A new biomarker for depression was found, bringing us closer to delivering precision medicine – quite a feat for CAN-BIND, OBI’s depression research program. This could not have transpired without the support of our partners at Lundbeck or our research collaborators. Major depression affects close to 2,000,000 Canadians annually, and is responsible for more than 3,500 deaths in Canada alone – which makes this all the more noteworthy.

As the global research community debates the need to create a platform to share data, they may need only look to OBI. Brain-CODE, OBI's neuroinformatics platform, enables safe and secure data sharing, giving researchers, clinicians, and industry the confidence to work together and share data with the world. OBI is leading by example and demonstrating Brain-CODE as a secure platform and solution to the barriers in the way of open science. To date, Brain-CODE has received 128 requests from across the globe for its existing data and is looking to release six new clinical data sets in early 2021 – a key indicator of trust in its platform and value of the data it holds.

On top of that, we will continue to nurture commercial innovation, with 77 portfolio companies on our roster. These companies managed to secure $121M in follow-on funding – a 16:1 return on investment – a sign of a healthy and emerging neurotech cluster. This is an asset to Ontario’s economy, which is also developing new tools to improve and maintain brain health. One standout example is Charles M. Cuerrier, CEO of Spiderwort and an OBI ONtrepreneur, who raised $3.4 million in seed capital this year. Spiderwort’s spinal cord scaffold implant was designated as a breakthrough device by the FDA and is bound to offer new avenues in 3D in vitro research and regenerative medicine.

Working with community organizations “on the ground” allows us to bring research closer to the real-life impacts of brain disorders. These relationships help OBI better understand what is working, and what resources Ontarians wish they could access. An example is OBI’s GEEK Program that supports community-led programs to evaluate their work so they can spread and scale their impact.

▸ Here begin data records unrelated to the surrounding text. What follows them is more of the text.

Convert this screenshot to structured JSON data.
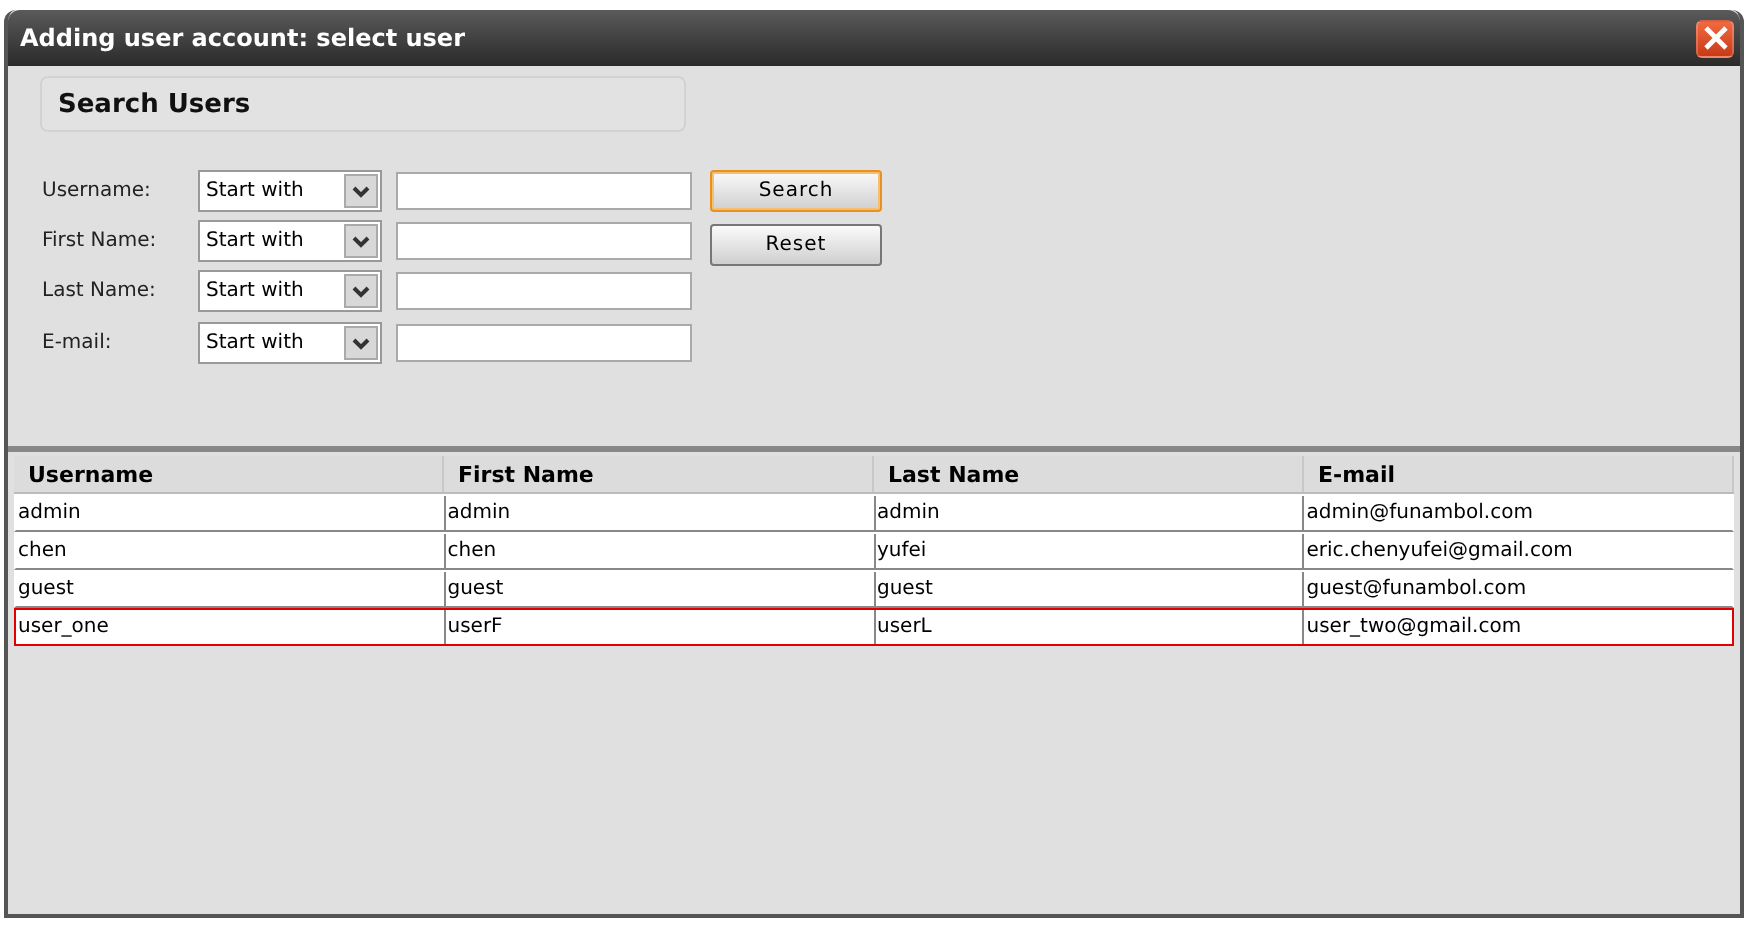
{
  "window": {
    "title": "Adding user account: select user"
  },
  "search_panel": {
    "title": "Search Users"
  },
  "filters": [
    {
      "label": "Username:",
      "operator": "Start with"
    },
    {
      "label": "First Name:",
      "operator": "Start with"
    },
    {
      "label": "Last Name:",
      "operator": "Start with"
    },
    {
      "label": "E-mail:",
      "operator": "Start with"
    }
  ],
  "buttons": [
    {
      "label": "Search",
      "focused": true
    },
    {
      "label": "Reset",
      "focused": false
    }
  ],
  "table": {
    "columns": [
      "Username",
      "First Name",
      "Last Name",
      "E-mail"
    ],
    "rows": [
      {
        "cells": [
          "admin",
          "admin",
          "admin",
          "admin@funambol.com"
        ],
        "selected": false
      },
      {
        "cells": [
          "chen",
          "chen",
          "yufei",
          "eric.chenyufei@gmail.com"
        ],
        "selected": false
      },
      {
        "cells": [
          "guest",
          "guest",
          "guest",
          "guest@funambol.com"
        ],
        "selected": false
      },
      {
        "cells": [
          "user_one",
          "userF",
          "userL",
          "user_two@gmail.com"
        ],
        "selected": true
      }
    ]
  }
}
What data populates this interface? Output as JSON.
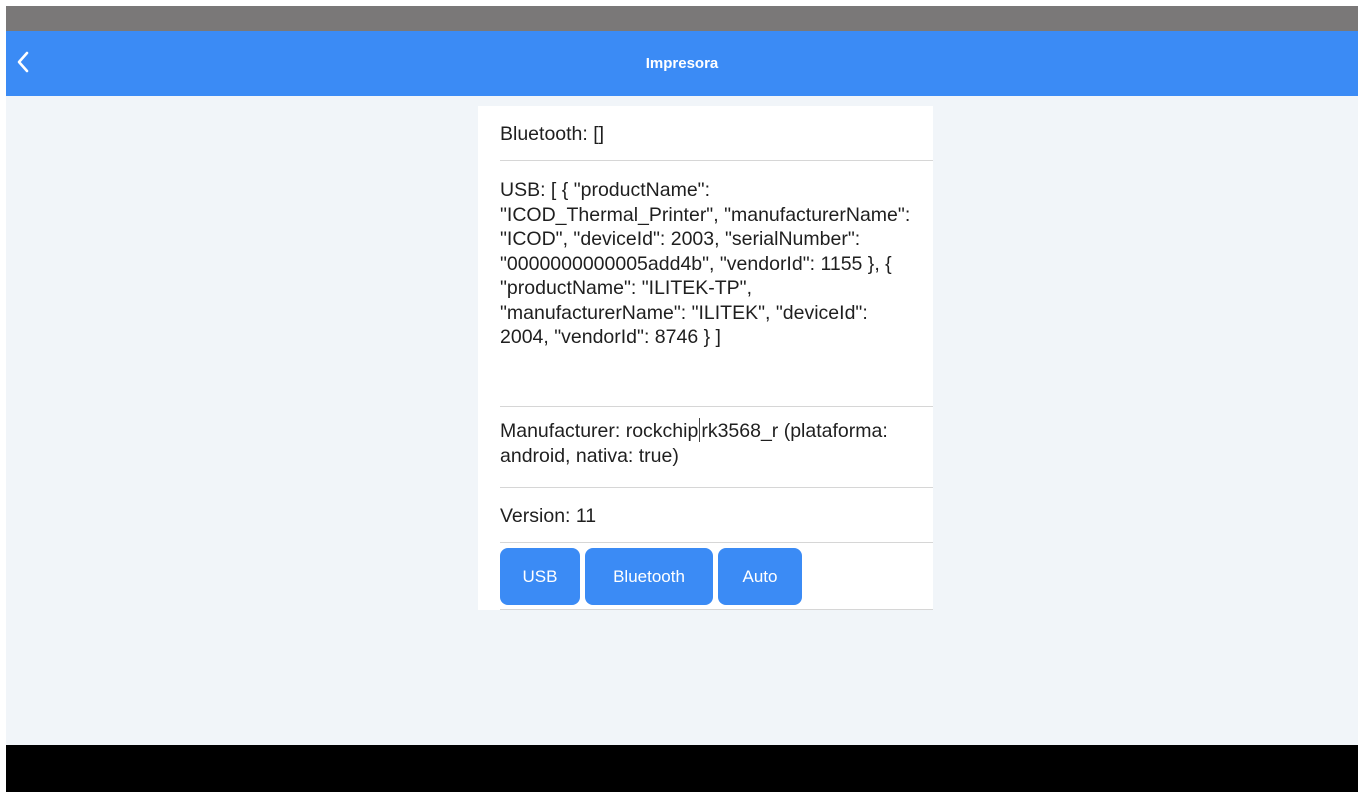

Currently, in its third round, OBI-GEEK has leveraged $1.7M through follow-on funding – nearly a 3:1 return on investments allowing these frontline community groups to expand their programs and services to help more people.

These examples are indicative of OBI’s success, but more importantly, they tell a story of the great work happening here in Ontario. The current pandemic may have dramatically altered our lives, with offices closed and remote workplaces established – but our commitment to advancing brain health did not falter.

Our strategic contributions to support groundbreaking research, help foster and build a neurotech cluster and in promoting community care not only bring us closer to our end goal – they have allowed us to make significant contributions towards the growth of the province’s economy, and in maximizing our efforts to improve brain health in Ontario and beyond.

“OBI’s end goal of improving brain health, is realized by moving science and innovation from the lab, and into the community. Lab to life, if you will. To truly empower and impact a person’s life, we must offer them the knowledge, tools, and resources to better care for themselves. This approach seems to be working. Building on the government’s investment, OBI has leveraged an additional $327M into its three core pillars of research, commercialization and care, leading to remarkable results.”

Hugh MacKinnon, Board Chair Marcia Moffat, Vice-Chair